Dataset rows describing interfaces
--
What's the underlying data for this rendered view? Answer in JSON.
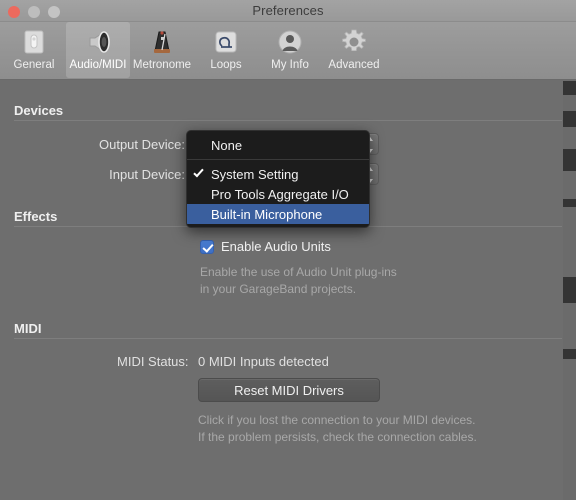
{
  "window": {
    "title": "Preferences",
    "traffic_lights": [
      {
        "name": "close",
        "color": "#ec6a5e"
      },
      {
        "name": "minimize",
        "color": "#bdbdbd"
      },
      {
        "name": "maximize",
        "color": "#c4c4c4"
      }
    ]
  },
  "toolbar": {
    "items": [
      {
        "label": "General",
        "icon": "general-icon",
        "selected": false
      },
      {
        "label": "Audio/MIDI",
        "icon": "speaker-icon",
        "selected": true
      },
      {
        "label": "Metronome",
        "icon": "metronome-icon",
        "selected": false
      },
      {
        "label": "Loops",
        "icon": "loops-icon",
        "selected": false
      },
      {
        "label": "My Info",
        "icon": "person-icon",
        "selected": false
      },
      {
        "label": "Advanced",
        "icon": "gear-icon",
        "selected": false
      }
    ]
  },
  "sections": {
    "devices": {
      "header": "Devices",
      "output_label": "Output Device:",
      "input_label": "Input Device:"
    },
    "effects": {
      "header": "Effects",
      "checkbox_label": "Enable Audio Units",
      "checkbox_checked": true,
      "help_text": "Enable the use of Audio Unit plug-ins\nin your GarageBand projects."
    },
    "midi": {
      "header": "MIDI",
      "status_label": "MIDI Status:",
      "status_value": "0 MIDI Inputs detected",
      "reset_button": "Reset MIDI Drivers",
      "help_text": "Click if you lost the connection to your MIDI devices.\nIf the problem persists, check the connection cables."
    }
  },
  "dropdown": {
    "open": true,
    "highlight_color": "#3a5f9e",
    "items": [
      {
        "label": "None",
        "checked": false,
        "highlighted": false,
        "separator_after": true
      },
      {
        "label": "System Setting",
        "checked": true,
        "highlighted": false,
        "separator_after": false
      },
      {
        "label": "Pro Tools Aggregate I/O",
        "checked": false,
        "highlighted": false,
        "separator_after": false
      },
      {
        "label": "Built-in Microphone",
        "checked": false,
        "highlighted": true,
        "separator_after": false
      }
    ]
  }
}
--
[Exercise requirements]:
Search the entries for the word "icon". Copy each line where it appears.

[Response below]:
        "icon": "general-icon",
        "icon": "speaker-icon",
        "icon": "metronome-icon",
        "icon": "loops-icon",
        "icon": "person-icon",
        "icon": "gear-icon",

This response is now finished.